**Task goal:**
For each line in the data below that has the word "Capacity", copy that line.

**Entries provided:**
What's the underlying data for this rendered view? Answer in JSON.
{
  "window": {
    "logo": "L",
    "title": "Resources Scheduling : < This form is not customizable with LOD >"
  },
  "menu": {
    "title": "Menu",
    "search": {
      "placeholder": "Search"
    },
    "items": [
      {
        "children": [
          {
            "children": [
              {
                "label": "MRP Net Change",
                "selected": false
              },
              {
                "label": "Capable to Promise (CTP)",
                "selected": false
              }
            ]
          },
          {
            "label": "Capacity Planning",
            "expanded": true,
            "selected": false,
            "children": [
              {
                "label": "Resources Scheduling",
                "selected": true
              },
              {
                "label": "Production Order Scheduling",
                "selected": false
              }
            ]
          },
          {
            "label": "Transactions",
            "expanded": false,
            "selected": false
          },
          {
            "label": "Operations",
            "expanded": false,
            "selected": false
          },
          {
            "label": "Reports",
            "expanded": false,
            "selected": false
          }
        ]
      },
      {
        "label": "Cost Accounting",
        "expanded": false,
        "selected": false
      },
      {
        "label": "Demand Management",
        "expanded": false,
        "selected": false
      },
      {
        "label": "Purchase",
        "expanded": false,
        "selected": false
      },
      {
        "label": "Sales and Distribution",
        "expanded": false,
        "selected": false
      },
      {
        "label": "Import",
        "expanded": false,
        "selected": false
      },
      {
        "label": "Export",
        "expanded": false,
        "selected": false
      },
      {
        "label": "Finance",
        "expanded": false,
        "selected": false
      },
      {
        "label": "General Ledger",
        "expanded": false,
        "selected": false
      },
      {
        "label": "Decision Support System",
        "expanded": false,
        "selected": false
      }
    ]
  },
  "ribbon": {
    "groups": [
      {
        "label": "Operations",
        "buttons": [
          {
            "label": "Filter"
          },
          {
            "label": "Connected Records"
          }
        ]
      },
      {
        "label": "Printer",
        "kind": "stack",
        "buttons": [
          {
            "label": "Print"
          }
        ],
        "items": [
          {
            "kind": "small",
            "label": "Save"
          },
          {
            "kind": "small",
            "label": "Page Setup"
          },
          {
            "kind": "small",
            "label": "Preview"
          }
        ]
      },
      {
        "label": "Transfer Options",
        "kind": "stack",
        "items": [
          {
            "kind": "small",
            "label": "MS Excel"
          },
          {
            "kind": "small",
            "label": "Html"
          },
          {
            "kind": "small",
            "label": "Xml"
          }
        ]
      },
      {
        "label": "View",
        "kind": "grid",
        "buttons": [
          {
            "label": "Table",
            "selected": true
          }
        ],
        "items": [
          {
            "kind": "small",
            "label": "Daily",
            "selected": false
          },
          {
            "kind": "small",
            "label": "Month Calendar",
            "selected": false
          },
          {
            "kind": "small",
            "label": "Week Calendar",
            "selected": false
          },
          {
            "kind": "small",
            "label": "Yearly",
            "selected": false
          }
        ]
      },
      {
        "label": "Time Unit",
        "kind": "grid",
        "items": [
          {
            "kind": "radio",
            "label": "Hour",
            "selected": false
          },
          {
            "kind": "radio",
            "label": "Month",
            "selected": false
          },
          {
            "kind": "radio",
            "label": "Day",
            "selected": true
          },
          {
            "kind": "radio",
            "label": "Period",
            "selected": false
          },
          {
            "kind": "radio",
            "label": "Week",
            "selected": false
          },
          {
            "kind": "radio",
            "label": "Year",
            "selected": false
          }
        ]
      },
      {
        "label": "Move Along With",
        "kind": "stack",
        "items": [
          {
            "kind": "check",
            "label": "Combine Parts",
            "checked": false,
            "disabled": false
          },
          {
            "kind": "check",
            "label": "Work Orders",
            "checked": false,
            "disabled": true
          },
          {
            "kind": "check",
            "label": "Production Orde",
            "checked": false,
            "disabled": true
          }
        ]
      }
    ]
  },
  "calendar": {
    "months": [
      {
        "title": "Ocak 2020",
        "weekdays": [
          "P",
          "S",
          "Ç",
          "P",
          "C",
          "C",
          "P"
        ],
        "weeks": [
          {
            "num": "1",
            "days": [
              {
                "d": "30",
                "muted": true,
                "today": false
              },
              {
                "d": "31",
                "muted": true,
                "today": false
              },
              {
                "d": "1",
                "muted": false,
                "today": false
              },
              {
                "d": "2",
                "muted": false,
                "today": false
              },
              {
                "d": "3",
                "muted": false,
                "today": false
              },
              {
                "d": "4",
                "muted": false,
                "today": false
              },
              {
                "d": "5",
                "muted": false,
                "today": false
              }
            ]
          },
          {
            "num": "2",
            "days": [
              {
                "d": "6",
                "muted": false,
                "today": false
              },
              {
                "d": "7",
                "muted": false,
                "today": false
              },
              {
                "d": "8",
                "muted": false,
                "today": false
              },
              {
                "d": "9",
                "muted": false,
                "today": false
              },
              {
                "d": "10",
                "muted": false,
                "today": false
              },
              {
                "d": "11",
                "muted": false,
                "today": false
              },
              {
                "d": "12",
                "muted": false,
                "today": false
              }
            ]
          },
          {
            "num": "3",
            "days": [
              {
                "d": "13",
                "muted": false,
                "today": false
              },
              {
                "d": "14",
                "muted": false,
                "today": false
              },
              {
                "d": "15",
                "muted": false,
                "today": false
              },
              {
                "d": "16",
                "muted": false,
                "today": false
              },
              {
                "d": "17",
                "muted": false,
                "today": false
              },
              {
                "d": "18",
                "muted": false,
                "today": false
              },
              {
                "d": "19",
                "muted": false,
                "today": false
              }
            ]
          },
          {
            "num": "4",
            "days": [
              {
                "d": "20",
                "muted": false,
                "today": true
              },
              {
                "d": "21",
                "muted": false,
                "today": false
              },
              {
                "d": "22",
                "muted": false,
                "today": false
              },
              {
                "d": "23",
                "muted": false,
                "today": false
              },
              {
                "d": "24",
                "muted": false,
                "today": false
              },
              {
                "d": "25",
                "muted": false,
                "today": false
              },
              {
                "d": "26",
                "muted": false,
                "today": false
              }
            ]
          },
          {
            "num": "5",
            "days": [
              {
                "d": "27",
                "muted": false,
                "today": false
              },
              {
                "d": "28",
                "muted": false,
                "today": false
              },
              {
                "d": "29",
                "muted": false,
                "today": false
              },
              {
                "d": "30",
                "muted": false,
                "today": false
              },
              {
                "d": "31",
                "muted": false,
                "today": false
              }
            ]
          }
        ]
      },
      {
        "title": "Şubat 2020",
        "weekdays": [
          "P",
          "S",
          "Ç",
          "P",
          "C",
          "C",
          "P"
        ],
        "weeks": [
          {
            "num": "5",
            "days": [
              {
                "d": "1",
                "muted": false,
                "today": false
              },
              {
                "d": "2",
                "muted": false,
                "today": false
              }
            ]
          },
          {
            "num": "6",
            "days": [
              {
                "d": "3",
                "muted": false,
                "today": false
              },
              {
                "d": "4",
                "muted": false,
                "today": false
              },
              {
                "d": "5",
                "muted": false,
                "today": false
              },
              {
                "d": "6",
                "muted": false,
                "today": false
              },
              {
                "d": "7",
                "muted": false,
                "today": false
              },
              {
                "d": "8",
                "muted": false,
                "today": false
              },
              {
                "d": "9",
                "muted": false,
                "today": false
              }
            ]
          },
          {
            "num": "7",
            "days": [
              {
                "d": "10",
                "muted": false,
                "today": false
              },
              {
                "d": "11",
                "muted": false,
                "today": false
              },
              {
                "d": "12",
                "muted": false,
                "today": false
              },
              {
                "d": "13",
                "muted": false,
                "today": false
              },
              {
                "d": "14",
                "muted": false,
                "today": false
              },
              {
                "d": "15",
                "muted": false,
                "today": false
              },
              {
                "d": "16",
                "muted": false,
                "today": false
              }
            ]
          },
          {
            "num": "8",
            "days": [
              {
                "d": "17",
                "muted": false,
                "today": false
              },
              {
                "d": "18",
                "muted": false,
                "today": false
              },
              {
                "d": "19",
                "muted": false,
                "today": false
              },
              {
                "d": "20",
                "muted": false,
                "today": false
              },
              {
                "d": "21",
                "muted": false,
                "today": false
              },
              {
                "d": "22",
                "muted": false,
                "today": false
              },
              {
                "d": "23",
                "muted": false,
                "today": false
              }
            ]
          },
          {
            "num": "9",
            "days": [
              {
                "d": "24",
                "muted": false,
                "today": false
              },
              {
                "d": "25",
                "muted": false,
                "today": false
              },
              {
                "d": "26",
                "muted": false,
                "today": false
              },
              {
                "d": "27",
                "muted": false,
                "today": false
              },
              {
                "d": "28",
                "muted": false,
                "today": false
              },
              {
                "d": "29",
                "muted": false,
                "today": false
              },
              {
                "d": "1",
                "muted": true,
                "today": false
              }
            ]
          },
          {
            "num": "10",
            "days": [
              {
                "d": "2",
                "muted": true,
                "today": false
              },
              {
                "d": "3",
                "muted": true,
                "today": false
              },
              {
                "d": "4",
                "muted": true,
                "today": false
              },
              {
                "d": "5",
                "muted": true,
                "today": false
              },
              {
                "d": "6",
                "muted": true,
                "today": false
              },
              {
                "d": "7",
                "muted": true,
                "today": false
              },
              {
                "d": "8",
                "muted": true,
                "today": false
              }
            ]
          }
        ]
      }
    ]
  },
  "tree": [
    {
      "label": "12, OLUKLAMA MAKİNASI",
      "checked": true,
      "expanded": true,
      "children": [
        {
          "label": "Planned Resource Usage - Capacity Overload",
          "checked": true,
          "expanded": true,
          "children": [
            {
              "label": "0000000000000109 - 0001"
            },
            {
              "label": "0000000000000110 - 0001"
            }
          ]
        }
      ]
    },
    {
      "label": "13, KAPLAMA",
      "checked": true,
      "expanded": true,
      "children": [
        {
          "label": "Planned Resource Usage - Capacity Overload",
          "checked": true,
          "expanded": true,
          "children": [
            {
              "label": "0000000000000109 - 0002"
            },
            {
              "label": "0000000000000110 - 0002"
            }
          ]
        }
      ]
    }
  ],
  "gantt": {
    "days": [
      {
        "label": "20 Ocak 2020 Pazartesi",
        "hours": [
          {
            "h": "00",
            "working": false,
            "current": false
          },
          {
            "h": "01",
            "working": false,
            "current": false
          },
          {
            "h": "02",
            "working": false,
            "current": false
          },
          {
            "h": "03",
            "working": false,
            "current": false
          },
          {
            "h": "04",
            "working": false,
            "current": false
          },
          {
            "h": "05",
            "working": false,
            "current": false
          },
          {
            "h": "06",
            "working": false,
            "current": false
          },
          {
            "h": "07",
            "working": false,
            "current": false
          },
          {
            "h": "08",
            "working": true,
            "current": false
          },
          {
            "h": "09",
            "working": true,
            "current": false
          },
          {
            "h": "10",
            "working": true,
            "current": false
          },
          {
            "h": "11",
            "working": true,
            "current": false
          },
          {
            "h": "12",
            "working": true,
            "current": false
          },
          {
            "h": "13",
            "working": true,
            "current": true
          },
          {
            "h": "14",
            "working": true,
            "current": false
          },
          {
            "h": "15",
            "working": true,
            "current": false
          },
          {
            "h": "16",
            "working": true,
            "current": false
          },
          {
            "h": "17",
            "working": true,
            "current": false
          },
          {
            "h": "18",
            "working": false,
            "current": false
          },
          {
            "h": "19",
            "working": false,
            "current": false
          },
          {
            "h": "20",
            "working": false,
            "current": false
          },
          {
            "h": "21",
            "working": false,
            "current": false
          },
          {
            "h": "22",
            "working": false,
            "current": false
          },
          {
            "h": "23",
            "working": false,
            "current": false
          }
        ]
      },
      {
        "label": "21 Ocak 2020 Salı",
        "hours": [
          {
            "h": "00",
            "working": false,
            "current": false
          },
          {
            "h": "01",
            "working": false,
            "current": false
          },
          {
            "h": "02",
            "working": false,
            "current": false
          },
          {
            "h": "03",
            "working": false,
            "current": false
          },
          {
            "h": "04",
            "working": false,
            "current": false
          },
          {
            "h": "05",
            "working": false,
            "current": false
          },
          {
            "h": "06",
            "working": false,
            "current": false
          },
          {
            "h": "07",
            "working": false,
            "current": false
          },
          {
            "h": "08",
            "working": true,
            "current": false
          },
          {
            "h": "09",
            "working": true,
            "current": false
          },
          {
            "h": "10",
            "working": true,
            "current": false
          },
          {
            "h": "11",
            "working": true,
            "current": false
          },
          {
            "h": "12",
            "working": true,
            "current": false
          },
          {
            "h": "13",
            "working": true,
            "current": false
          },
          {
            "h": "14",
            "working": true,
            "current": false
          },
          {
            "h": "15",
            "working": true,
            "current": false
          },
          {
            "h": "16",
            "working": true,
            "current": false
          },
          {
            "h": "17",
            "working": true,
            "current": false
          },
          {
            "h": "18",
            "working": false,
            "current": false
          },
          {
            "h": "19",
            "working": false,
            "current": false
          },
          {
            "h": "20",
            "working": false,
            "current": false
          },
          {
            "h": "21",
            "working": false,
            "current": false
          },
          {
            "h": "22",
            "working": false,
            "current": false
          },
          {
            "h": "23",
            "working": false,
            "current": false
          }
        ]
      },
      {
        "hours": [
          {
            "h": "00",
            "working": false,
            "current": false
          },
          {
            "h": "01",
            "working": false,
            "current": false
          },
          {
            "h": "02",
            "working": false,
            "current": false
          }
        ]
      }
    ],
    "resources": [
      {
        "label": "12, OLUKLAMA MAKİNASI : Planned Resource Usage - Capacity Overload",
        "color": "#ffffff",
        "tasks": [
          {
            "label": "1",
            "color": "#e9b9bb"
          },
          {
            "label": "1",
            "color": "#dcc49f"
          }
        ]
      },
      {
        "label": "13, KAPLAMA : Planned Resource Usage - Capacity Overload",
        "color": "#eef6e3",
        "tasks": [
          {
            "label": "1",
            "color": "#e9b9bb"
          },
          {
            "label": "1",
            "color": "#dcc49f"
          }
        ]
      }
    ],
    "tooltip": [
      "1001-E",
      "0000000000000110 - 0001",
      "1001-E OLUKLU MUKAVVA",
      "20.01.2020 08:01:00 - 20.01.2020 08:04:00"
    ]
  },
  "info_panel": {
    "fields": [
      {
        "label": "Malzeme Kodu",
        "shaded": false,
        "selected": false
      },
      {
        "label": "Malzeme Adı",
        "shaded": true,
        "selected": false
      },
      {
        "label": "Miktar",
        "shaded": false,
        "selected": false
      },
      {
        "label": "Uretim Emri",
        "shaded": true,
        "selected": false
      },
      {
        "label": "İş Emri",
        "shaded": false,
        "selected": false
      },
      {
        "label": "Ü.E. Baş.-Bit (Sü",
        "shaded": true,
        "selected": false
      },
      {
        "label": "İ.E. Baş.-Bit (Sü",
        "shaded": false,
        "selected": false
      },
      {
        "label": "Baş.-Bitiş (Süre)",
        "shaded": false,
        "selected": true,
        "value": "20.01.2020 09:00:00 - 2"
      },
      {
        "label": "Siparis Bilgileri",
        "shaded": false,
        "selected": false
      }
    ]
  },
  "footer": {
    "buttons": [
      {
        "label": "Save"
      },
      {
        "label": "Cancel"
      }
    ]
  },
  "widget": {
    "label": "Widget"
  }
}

**Solution to the exercise:**
            "label": "Capacity Planning",
          "label": "Planned Resource Usage - Capacity Overload",
          "label": "Planned Resource Usage - Capacity Overload",
        "label": "12, OLUKLAMA MAKİNASI : Planned Resource Usage - Capacity Overload",
        "label": "13, KAPLAMA : Planned Resource Usage - Capacity Overload",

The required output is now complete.